Manipulating my 2.5 year old daughter is a piece of cake. That is because, and I am saying this with all due humility, I am the Jedi Master of the house. She is merely an apprentice.
I can get her to eat, sleep, pick stuff up, and not paint the dog with a Sharpie by using simple manipulation techniques.
I am in her head. I am Yoda.
Her pitiful attempts to out-manipulate me are cute, but laughable. She tries to argue that she isn’t sleepy, that she isn’t hungry, that we should take her out for ice cream; but her powers are undeveloped, her approach too tentative. Against my powers of persuasion she is helpless.
But The Force is strong with this one, so I must be careful. I have noticed her studying my methods. I have caught her trying to use my own arguments against me.
She is learning.
The other day I dropped her off at day care. As I filled out some paperwork, she looked up at me with perfectly sad eyes and a well-practiced, wistful voice and said, “No leave me, Daddy.”
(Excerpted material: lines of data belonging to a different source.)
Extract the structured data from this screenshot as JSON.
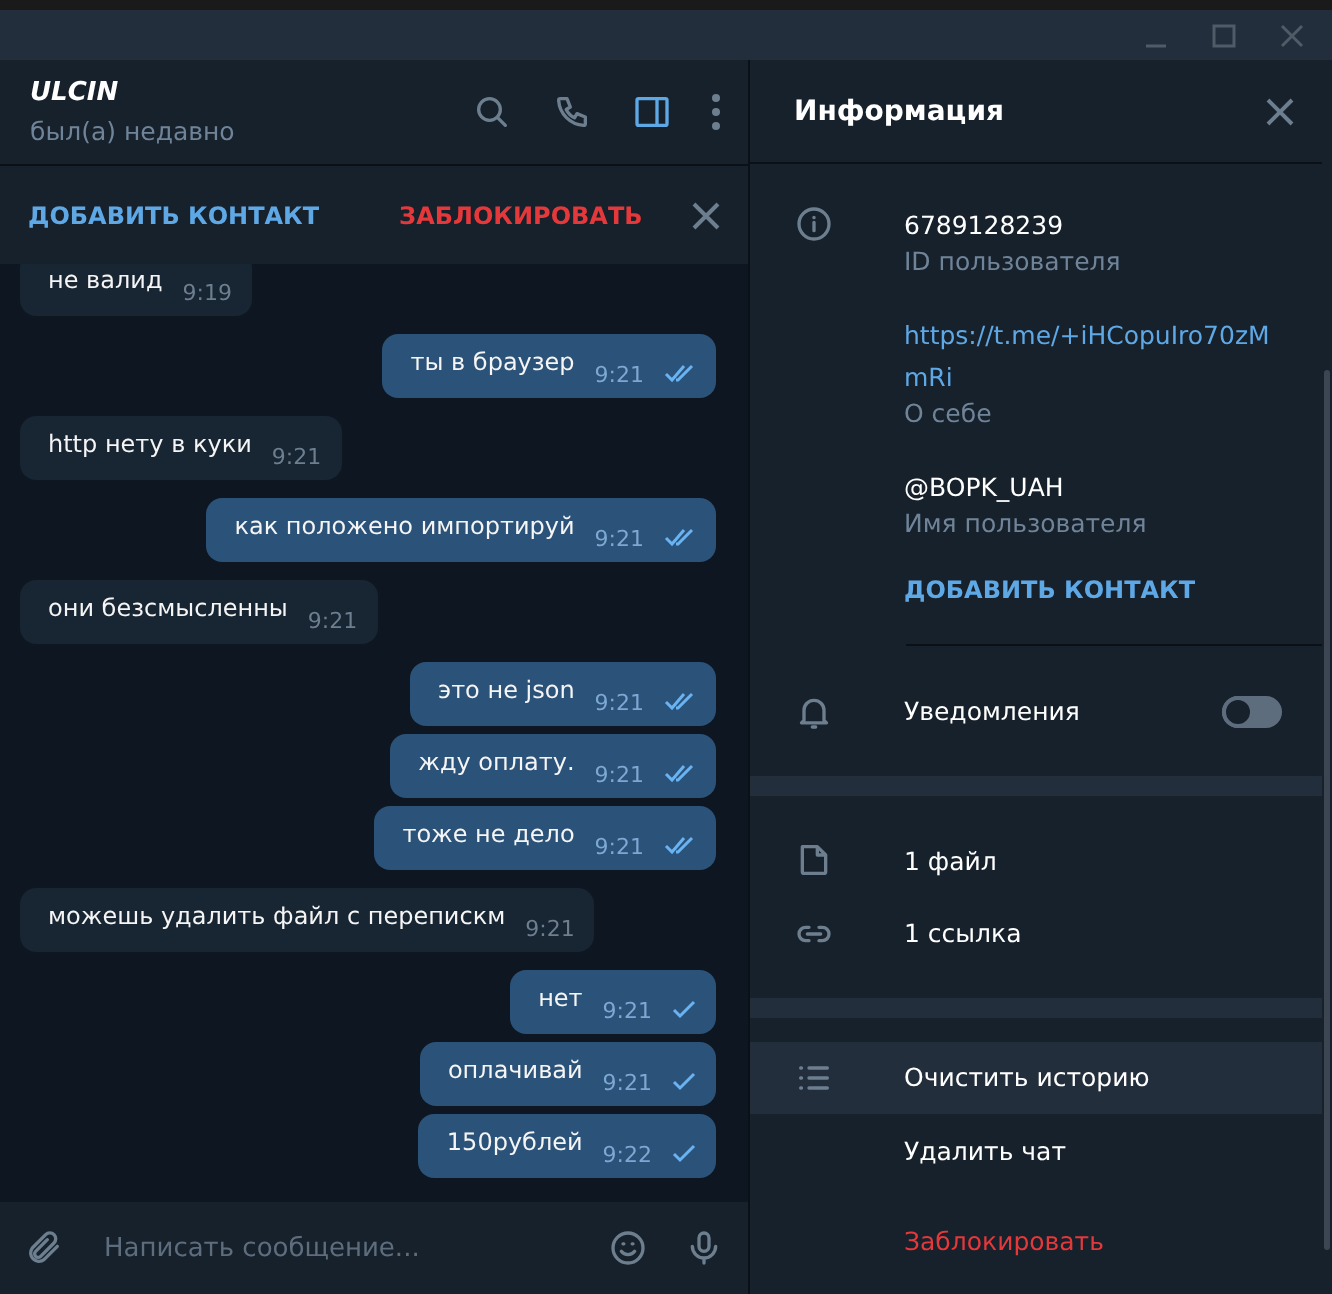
{
  "chat": {
    "name": "ULCIN",
    "status": "был(а) недавно"
  },
  "action_bar": {
    "add": "ДОБАВИТЬ КОНТАКТ",
    "block": "ЗАБЛОКИРОВАТЬ"
  },
  "messages": [
    {
      "kind": "in",
      "text": "не валид",
      "time": "9:19"
    },
    {
      "kind": "out",
      "text": "ты в браузер",
      "time": "9:21",
      "read": true
    },
    {
      "kind": "in",
      "text": "http нету в куки",
      "time": "9:21"
    },
    {
      "kind": "out",
      "text": "как положено импортируй",
      "time": "9:21",
      "read": true
    },
    {
      "kind": "in",
      "text": "они безсмысленны",
      "time": "9:21"
    },
    {
      "kind": "out",
      "text": "это не json",
      "time": "9:21",
      "read": true
    },
    {
      "kind": "out",
      "text": "жду оплату.",
      "time": "9:21",
      "read": true
    },
    {
      "kind": "out",
      "text": "тоже не дело",
      "time": "9:21",
      "read": true
    },
    {
      "kind": "in",
      "text": "можешь удалить файл с перепискм",
      "time": "9:21"
    },
    {
      "kind": "out",
      "text": "нет",
      "time": "9:21",
      "read": false
    },
    {
      "kind": "out",
      "text": "оплачивай",
      "time": "9:21",
      "read": false
    },
    {
      "kind": "out",
      "text": "150рублей",
      "time": "9:22",
      "read": false
    }
  ],
  "composer": {
    "placeholder": "Написать сообщение..."
  },
  "info_panel": {
    "title": "Информация",
    "fields": [
      {
        "value": "6789128239",
        "label": "ID пользователя",
        "kind": "text"
      },
      {
        "value": "https://t.me/+iHCopuIro70zMmRi",
        "label": "О себе",
        "kind": "link"
      },
      {
        "value": "@BOPK_UAH",
        "label": "Имя пользователя",
        "kind": "text"
      }
    ],
    "add_contact": "ДОБАВИТЬ КОНТАКТ",
    "notifications": {
      "label": "Уведомления",
      "on": false
    },
    "media": [
      {
        "kind": "file",
        "label": "1 файл"
      },
      {
        "kind": "link",
        "label": "1 ссылка"
      }
    ],
    "actions": [
      {
        "kind": "clear",
        "label": "Очистить историю",
        "highlighted": true
      },
      {
        "kind": "delete",
        "label": "Удалить чат",
        "highlighted": false
      },
      {
        "kind": "block",
        "label": "Заблокировать",
        "highlighted": false
      }
    ]
  }
}
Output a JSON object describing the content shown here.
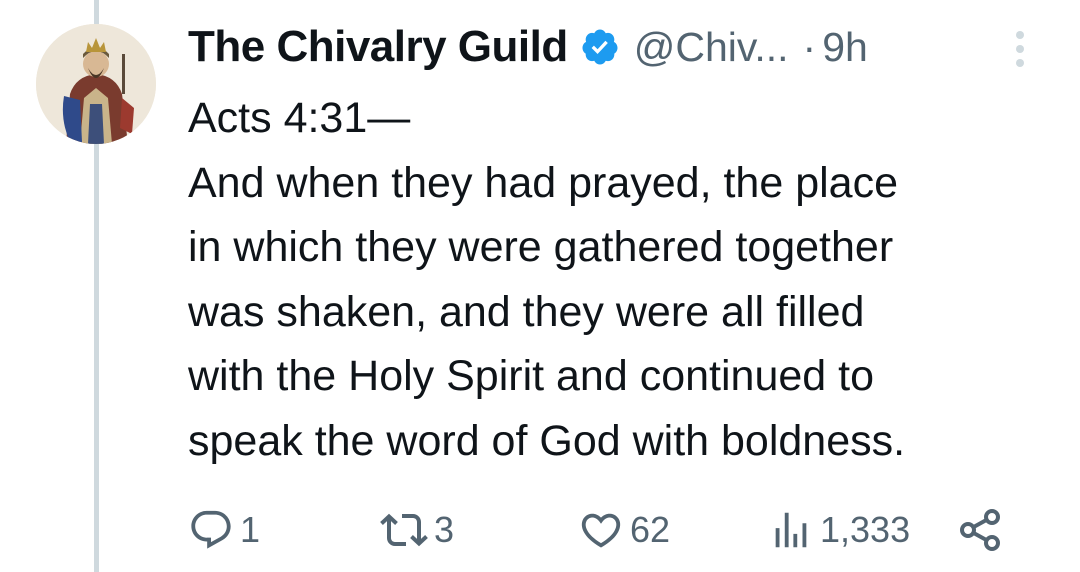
{
  "tweet": {
    "display_name": "The Chivalry Guild",
    "handle": "@Chiv...",
    "separator": "·",
    "time": "9h",
    "verified_badge": "verified-badge-icon",
    "text_lines": [
      "Acts 4:31—",
      "And when they had prayed, the place",
      "in which they were gathered together",
      "was shaken, and they were all filled",
      "with the Holy Spirit and continued to",
      "speak the word of God with boldness."
    ]
  },
  "actions": {
    "reply": {
      "icon": "reply-icon",
      "count": "1"
    },
    "repost": {
      "icon": "repost-icon",
      "count": "3"
    },
    "like": {
      "icon": "heart-icon",
      "count": "62"
    },
    "views": {
      "icon": "views-icon",
      "count": "1,333"
    },
    "share": {
      "icon": "share-icon"
    }
  },
  "colors": {
    "text_primary": "#0f1419",
    "text_secondary": "#536471",
    "verified_blue": "#1d9bf0",
    "thread_line": "#cfd9de"
  }
}
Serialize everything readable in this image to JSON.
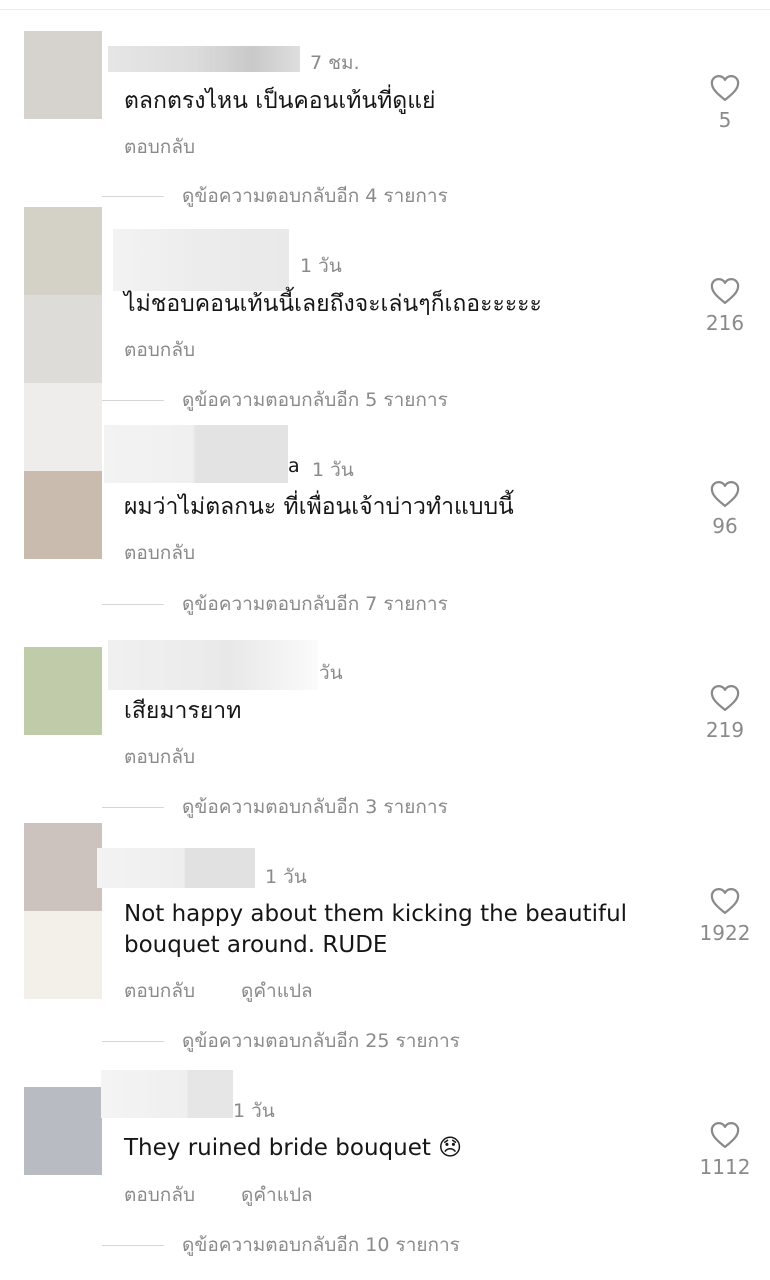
{
  "comments": [
    {
      "time": "7 ชม.",
      "text": "ตลกตรงไหน เป็นคอนเท้นที่ดูแย่",
      "reply": "ตอบกลับ",
      "likes": "5",
      "view_more": "ดูข้อความตอบกลับอีก 4 รายการ"
    },
    {
      "time": "1 วัน",
      "text": "ไม่ชอบคอนเท้นนี้เลยถึงจะเล่นๆก็เถอะะะะะ",
      "reply": "ตอบกลับ",
      "likes": "216",
      "view_more": "ดูข้อความตอบกลับอีก 5 รายการ"
    },
    {
      "name_fragment": "a",
      "time": "1 วัน",
      "text": "ผมว่าไม่ตลกนะ ที่เพื่อนเจ้าบ่าวทำแบบนี้",
      "reply": "ตอบกลับ",
      "likes": "96",
      "view_more": "ดูข้อความตอบกลับอีก 7 รายการ"
    },
    {
      "time": "วัน",
      "text": "เสียมารยาท",
      "reply": "ตอบกลับ",
      "likes": "219",
      "view_more": "ดูข้อความตอบกลับอีก 3 รายการ"
    },
    {
      "time": "1 วัน",
      "text": "Not happy about them kicking the beautiful bouquet around.  RUDE",
      "reply": "ตอบกลับ",
      "translate": "ดูคำแปล",
      "likes": "1922",
      "view_more": "ดูข้อความตอบกลับอีก 25 รายการ"
    },
    {
      "time": "1 วัน",
      "text": "They ruined bride bouquet 😞",
      "reply": "ตอบกลับ",
      "translate": "ดูคำแปล",
      "likes": "1112",
      "view_more": "ดูข้อความตอบกลับอีก 10 รายการ"
    }
  ],
  "colors": {
    "avatar_1": "#d6d2ce",
    "avatar_2a": "#d4d1c6",
    "avatar_2b": "#dedcd9",
    "avatar_3a": "#efedec",
    "avatar_3b": "#c9bcaf",
    "avatar_4": "#c0cba9",
    "avatar_5a": "#ccc3bf",
    "avatar_5b": "#f3efe9",
    "avatar_6": "#b8bcc2",
    "secondary_text": "#8a8a8a",
    "primary_text": "#161616"
  },
  "icons": {
    "like": "heart-outline-icon"
  }
}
The youngling had struck a mighty and unexpected blow, and this time she drew blood.
I struggled to maintain my composure. A professional like me should never show emotion at a time like that. But the swiftness of the parry had thrown me. My lower lip quivered, but just barely and only for a second.
But she noticed.
Today, as my wife was about to drive her to an undisclosed (because I don’t know where it is) location for “play time”, my daughter looked at me with the same eyes and voice and said, “You go too, Daddy. Come with me.”
“Your powers are weak, old man.”
(She didn’t say the last part, but I know she was thinking it.)
I realized that the apprentice was learning her craft quickly, and all too well. I knew that I had to muster all the power of The Force to keep her at bay.
So with a strong voice and unquivering lip I looked her right in the eye and said, “Daddy has to go to work.”
With that I turned and walked away.
I still had it! I had won the contest. I was still the Jedi Master.
As I passed by the driver’s window, my wife caught my eye. There is something unspoken that happens between a husband and wife. An understanding. A lifetime of shared experiences that allows them to communicate without saying a word. Intuitively she knew that a great struggle had just taken place, and she knew it had shaken me. And as only a loving and wise companion can do, she looked up at me and said:
“Just wait ’til she’s sixteen.”